** DATA EXTRACT follows **
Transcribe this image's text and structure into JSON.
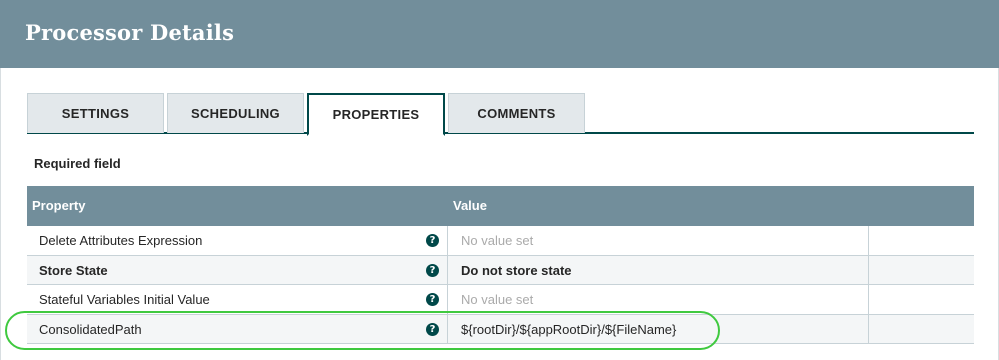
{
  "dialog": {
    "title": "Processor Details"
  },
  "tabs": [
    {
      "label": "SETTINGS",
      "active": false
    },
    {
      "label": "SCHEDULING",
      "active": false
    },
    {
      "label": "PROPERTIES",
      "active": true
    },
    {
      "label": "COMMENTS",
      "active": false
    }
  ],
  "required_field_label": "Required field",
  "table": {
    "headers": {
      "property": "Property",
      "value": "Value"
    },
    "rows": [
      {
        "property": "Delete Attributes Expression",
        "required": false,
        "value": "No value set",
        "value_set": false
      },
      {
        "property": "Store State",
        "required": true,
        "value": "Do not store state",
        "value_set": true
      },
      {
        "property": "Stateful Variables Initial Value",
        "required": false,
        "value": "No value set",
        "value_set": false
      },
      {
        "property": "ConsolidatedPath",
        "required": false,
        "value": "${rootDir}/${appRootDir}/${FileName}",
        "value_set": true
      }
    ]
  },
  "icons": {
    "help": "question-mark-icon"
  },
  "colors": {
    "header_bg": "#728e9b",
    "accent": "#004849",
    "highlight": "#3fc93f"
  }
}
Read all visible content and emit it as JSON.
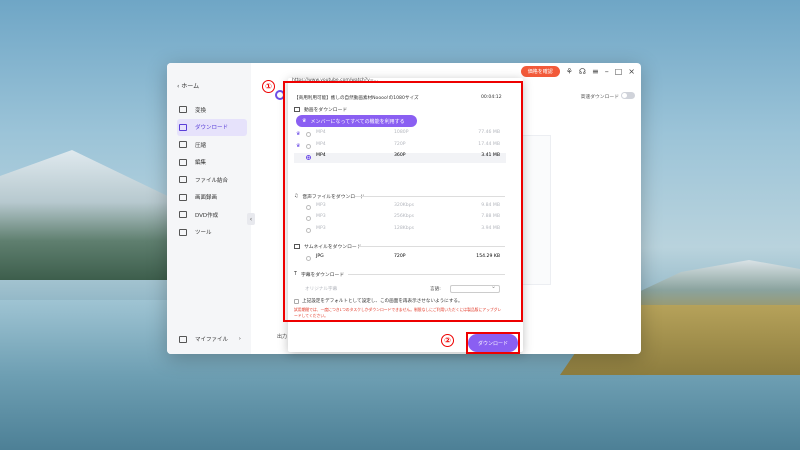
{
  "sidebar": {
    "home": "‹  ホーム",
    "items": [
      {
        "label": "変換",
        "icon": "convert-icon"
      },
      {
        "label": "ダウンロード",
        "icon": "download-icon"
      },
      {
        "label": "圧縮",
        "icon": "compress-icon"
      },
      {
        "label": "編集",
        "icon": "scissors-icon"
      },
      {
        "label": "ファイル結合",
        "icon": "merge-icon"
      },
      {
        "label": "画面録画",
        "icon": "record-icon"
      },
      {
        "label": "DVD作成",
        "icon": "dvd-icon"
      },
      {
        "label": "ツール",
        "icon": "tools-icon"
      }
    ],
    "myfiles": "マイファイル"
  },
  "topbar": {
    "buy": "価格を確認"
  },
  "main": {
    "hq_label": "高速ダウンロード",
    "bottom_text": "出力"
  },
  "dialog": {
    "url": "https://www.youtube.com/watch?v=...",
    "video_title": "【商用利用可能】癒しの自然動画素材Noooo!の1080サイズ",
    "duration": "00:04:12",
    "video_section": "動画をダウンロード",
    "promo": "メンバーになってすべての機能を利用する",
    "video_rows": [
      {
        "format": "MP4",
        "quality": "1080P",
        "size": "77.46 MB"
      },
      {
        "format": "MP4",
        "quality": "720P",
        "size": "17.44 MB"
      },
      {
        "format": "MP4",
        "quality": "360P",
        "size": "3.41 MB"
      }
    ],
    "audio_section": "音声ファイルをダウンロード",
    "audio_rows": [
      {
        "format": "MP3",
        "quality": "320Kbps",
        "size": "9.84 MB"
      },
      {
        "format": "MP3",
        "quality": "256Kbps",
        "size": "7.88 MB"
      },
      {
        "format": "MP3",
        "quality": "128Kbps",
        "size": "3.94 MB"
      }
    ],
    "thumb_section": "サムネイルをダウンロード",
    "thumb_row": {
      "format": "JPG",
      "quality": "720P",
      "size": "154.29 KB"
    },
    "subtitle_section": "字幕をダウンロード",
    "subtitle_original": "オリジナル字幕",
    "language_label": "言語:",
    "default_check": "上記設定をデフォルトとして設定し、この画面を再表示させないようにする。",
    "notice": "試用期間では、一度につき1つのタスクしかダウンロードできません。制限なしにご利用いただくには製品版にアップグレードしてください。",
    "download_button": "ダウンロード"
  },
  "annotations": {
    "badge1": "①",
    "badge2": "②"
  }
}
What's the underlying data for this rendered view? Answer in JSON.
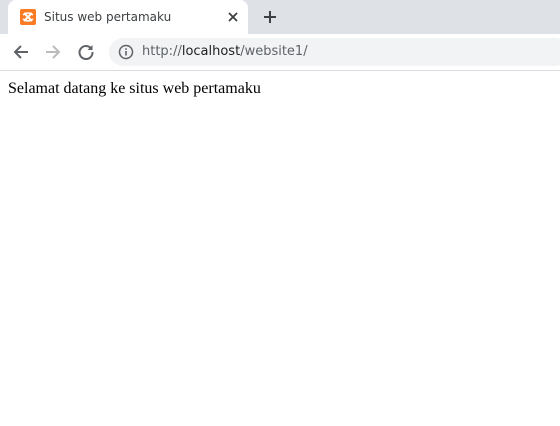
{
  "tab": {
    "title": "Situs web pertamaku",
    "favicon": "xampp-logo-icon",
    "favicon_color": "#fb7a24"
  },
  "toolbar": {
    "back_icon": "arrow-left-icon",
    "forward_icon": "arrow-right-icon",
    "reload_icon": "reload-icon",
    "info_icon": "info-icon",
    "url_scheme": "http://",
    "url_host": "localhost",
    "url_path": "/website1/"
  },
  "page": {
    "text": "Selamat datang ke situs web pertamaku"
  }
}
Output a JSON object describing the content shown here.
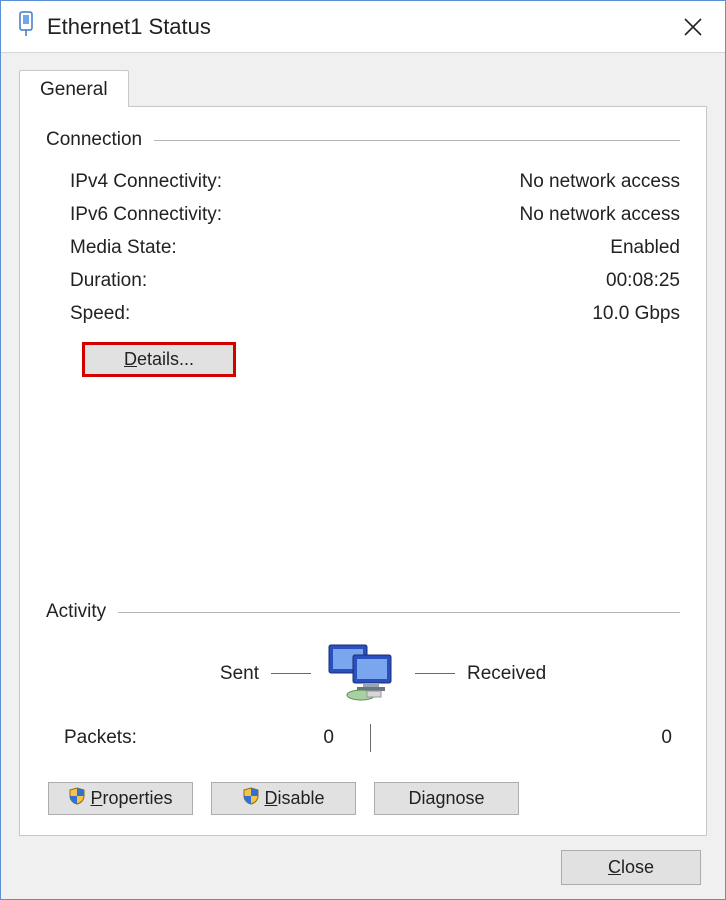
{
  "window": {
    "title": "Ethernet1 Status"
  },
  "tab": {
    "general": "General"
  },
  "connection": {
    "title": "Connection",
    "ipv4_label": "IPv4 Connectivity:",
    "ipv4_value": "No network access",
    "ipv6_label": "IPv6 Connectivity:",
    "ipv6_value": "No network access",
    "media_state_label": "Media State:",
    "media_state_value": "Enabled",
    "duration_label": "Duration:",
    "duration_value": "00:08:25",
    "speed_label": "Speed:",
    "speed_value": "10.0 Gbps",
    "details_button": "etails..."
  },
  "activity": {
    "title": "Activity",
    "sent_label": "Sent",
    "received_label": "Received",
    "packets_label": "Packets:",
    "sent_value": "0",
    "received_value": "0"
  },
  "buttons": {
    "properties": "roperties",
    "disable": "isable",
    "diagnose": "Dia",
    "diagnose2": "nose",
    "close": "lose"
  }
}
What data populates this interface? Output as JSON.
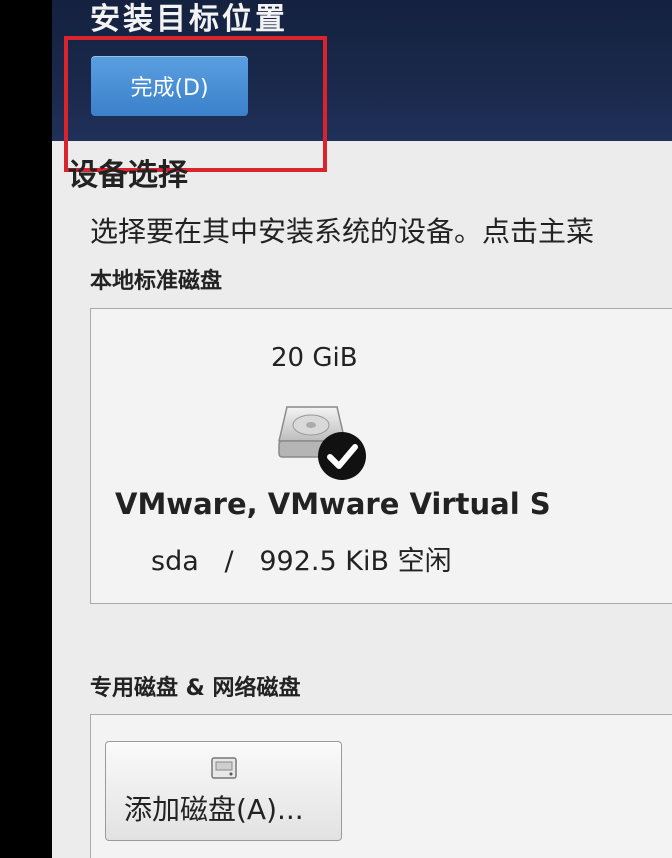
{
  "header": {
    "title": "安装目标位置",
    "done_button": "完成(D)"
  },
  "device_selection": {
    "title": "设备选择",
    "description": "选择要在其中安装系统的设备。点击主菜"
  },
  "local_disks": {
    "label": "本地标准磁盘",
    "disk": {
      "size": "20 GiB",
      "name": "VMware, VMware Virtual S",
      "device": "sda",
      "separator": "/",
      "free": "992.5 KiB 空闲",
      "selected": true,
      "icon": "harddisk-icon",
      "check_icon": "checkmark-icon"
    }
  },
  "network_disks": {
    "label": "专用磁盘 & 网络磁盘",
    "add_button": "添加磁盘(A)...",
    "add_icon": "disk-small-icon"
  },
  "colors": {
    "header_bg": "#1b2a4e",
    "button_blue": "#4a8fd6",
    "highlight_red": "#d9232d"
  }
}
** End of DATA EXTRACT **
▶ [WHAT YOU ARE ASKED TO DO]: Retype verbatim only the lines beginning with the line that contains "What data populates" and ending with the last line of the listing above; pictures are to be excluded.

▶ [WRITTEN RESPONSE]:
What data populates this interface? Output as JSON.
{
  "header": {
    "title": "安装目标位置",
    "done_button": "完成(D)"
  },
  "device_selection": {
    "title": "设备选择",
    "description": "选择要在其中安装系统的设备。点击主菜"
  },
  "local_disks": {
    "label": "本地标准磁盘",
    "disk": {
      "size": "20 GiB",
      "name": "VMware, VMware Virtual S",
      "device": "sda",
      "separator": "/",
      "free": "992.5 KiB 空闲",
      "selected": true,
      "icon": "harddisk-icon",
      "check_icon": "checkmark-icon"
    }
  },
  "network_disks": {
    "label": "专用磁盘 & 网络磁盘",
    "add_button": "添加磁盘(A)...",
    "add_icon": "disk-small-icon"
  },
  "colors": {
    "header_bg": "#1b2a4e",
    "button_blue": "#4a8fd6",
    "highlight_red": "#d9232d"
  }
}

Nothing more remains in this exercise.